* Task to carry out *
Across all the records below, count the lines that hold "JSON". State only that figure.

(Component data from apps and pages)
+ + + + +

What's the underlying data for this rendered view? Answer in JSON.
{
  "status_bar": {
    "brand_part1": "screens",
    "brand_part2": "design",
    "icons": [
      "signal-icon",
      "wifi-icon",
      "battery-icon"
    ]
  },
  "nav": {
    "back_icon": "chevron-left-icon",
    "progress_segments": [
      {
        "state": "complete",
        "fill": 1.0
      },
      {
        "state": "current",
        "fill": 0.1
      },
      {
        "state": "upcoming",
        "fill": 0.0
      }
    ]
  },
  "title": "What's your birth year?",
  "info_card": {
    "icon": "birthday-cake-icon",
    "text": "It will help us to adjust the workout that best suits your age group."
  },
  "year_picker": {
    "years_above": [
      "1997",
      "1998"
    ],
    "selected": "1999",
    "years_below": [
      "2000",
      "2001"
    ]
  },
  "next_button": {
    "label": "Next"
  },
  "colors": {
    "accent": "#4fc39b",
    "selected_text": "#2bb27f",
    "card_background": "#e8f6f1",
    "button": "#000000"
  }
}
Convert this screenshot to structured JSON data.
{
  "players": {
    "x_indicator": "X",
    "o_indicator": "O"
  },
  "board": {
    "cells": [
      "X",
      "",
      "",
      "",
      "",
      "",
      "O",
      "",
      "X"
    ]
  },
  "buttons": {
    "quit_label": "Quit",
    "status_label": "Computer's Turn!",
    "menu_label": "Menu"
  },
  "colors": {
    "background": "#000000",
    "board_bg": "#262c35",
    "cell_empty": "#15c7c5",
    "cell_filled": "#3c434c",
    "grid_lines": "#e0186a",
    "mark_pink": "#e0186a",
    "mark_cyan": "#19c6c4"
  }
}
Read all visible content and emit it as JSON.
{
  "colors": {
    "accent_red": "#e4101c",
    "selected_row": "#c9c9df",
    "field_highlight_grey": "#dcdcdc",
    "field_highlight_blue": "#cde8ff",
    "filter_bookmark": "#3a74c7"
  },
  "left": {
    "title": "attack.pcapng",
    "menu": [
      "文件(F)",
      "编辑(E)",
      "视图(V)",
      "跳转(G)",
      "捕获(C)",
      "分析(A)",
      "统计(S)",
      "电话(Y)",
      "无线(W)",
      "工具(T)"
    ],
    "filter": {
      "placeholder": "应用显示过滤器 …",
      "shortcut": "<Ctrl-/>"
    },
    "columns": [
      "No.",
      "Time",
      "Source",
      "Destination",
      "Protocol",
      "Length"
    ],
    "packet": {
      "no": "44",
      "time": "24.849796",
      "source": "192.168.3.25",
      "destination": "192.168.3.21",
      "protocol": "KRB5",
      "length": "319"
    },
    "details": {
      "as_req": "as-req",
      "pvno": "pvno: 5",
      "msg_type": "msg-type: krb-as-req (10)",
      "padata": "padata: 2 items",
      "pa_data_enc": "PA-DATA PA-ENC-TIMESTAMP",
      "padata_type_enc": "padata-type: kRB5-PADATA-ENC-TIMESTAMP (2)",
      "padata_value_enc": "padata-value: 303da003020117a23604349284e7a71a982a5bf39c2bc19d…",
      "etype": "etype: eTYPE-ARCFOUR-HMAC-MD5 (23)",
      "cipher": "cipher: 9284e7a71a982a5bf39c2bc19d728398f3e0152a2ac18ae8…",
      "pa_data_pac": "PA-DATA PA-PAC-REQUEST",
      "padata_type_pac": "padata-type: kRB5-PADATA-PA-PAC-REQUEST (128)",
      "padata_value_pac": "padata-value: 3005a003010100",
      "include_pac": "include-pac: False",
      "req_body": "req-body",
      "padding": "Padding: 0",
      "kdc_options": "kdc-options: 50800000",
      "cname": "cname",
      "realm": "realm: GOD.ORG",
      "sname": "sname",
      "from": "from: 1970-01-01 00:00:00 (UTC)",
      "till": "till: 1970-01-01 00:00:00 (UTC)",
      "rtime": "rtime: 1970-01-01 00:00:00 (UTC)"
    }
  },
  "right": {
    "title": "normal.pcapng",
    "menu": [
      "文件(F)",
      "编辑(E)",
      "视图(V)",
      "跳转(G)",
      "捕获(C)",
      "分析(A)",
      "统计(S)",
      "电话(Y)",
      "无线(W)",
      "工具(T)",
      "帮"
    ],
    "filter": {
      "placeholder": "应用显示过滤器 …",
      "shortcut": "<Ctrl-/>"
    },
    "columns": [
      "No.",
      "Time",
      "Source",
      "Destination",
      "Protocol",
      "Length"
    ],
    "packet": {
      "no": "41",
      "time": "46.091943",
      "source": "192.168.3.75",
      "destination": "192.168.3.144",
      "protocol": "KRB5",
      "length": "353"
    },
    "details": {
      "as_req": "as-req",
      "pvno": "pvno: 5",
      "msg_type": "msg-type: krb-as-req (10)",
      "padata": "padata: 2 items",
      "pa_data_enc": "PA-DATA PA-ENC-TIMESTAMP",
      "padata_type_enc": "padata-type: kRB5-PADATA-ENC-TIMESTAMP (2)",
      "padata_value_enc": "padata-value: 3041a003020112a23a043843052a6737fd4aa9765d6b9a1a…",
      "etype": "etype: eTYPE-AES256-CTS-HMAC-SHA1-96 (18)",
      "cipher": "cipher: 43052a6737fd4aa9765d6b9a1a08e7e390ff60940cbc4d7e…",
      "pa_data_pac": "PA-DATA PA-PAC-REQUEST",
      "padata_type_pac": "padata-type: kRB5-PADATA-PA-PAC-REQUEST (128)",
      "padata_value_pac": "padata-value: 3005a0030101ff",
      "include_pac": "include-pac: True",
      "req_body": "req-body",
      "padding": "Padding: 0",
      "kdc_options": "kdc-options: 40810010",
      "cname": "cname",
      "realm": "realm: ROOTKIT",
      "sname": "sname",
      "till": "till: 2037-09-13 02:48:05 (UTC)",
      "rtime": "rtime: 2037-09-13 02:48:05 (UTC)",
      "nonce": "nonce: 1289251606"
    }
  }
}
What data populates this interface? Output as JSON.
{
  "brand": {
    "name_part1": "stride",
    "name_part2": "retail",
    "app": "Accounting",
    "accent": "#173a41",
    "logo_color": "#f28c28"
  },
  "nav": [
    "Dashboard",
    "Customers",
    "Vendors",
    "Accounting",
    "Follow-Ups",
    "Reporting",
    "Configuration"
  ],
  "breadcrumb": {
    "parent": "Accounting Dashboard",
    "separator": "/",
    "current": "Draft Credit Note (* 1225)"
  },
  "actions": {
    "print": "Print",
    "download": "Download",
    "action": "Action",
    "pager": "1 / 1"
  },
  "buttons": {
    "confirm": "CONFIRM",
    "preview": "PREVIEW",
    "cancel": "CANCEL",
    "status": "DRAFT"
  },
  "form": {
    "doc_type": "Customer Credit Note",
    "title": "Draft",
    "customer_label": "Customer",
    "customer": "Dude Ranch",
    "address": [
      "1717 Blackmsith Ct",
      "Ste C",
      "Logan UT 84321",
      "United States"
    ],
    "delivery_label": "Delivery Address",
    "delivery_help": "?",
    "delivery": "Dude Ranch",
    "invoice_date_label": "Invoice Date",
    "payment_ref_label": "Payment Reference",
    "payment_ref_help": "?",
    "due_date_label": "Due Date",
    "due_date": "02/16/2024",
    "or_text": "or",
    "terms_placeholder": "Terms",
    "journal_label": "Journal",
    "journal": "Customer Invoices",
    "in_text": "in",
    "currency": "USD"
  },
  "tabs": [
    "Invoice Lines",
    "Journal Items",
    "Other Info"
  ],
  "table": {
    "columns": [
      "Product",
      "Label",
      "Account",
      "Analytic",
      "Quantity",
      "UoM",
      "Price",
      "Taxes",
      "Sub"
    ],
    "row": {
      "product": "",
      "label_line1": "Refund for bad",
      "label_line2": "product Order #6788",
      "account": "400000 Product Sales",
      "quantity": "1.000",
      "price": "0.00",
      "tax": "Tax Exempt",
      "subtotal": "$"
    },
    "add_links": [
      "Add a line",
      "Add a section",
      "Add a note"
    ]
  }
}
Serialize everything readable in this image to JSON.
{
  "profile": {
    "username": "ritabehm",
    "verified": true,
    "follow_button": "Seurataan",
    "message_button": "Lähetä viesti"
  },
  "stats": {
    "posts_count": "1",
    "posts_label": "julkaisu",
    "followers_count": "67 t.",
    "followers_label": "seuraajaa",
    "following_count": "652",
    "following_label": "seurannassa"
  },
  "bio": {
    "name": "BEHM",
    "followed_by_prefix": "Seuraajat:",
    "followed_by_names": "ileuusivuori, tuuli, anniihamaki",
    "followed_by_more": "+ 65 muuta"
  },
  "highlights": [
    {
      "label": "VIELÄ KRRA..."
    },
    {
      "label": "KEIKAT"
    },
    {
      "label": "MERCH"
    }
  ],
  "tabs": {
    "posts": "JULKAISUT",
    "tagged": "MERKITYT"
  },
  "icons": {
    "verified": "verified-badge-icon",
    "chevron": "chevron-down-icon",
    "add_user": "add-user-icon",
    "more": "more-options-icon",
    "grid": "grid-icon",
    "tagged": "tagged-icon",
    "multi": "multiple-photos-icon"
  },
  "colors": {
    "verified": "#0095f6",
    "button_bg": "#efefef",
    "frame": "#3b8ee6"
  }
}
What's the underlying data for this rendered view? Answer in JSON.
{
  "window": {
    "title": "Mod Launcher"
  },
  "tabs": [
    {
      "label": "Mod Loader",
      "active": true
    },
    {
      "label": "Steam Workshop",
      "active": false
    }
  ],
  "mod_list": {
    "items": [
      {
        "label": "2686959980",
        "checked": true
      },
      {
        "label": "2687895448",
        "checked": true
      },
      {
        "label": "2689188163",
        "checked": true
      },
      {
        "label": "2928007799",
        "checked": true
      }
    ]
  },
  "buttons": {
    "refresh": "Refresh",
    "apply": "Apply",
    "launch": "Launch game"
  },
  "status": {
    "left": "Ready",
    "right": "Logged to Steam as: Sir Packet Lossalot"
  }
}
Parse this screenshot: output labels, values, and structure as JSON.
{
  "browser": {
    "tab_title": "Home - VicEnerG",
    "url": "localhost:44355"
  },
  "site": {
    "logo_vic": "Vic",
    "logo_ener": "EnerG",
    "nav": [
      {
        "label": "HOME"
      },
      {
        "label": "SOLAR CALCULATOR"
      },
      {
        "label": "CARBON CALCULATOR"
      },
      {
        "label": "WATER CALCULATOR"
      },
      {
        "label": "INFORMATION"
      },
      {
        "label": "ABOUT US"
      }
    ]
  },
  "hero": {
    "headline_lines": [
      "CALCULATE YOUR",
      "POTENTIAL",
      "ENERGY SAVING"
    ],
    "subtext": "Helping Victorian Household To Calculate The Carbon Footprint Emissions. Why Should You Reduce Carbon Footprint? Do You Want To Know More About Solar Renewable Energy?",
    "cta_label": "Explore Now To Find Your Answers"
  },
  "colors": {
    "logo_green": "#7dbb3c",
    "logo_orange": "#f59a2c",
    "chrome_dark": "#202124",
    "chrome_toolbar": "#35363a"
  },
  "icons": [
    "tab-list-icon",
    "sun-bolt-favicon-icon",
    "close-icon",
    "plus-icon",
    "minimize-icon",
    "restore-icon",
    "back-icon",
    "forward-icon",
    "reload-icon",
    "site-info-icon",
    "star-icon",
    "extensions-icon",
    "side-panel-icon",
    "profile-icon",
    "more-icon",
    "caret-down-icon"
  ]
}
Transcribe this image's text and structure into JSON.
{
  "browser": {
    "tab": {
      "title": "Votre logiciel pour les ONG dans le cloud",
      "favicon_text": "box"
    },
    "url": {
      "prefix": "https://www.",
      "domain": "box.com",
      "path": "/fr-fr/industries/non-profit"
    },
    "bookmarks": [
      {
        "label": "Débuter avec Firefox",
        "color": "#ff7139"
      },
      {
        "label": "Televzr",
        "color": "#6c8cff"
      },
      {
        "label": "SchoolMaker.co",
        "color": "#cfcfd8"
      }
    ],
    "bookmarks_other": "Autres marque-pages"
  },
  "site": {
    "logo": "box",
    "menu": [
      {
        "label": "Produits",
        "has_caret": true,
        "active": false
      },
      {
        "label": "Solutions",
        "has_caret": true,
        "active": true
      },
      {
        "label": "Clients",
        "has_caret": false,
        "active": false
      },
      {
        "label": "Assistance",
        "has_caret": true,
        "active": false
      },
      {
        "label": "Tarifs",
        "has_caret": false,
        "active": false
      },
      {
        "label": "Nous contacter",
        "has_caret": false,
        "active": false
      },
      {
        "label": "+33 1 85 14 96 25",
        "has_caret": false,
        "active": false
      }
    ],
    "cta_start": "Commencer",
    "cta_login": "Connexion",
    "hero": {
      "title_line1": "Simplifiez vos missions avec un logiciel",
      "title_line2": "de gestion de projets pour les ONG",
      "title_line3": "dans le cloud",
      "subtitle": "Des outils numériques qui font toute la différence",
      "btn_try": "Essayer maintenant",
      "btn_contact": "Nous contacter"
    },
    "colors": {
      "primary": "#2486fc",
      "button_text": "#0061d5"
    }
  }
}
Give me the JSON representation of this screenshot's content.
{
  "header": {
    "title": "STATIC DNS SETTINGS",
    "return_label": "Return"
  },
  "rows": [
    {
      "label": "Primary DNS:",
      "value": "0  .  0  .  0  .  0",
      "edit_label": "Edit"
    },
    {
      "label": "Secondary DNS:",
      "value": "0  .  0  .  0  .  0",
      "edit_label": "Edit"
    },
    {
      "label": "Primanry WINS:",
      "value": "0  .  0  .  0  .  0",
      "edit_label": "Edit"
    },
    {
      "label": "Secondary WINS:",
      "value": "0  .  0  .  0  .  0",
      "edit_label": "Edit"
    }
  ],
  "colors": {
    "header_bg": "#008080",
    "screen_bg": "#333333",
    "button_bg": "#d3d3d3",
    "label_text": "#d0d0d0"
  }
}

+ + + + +

* Task output *
9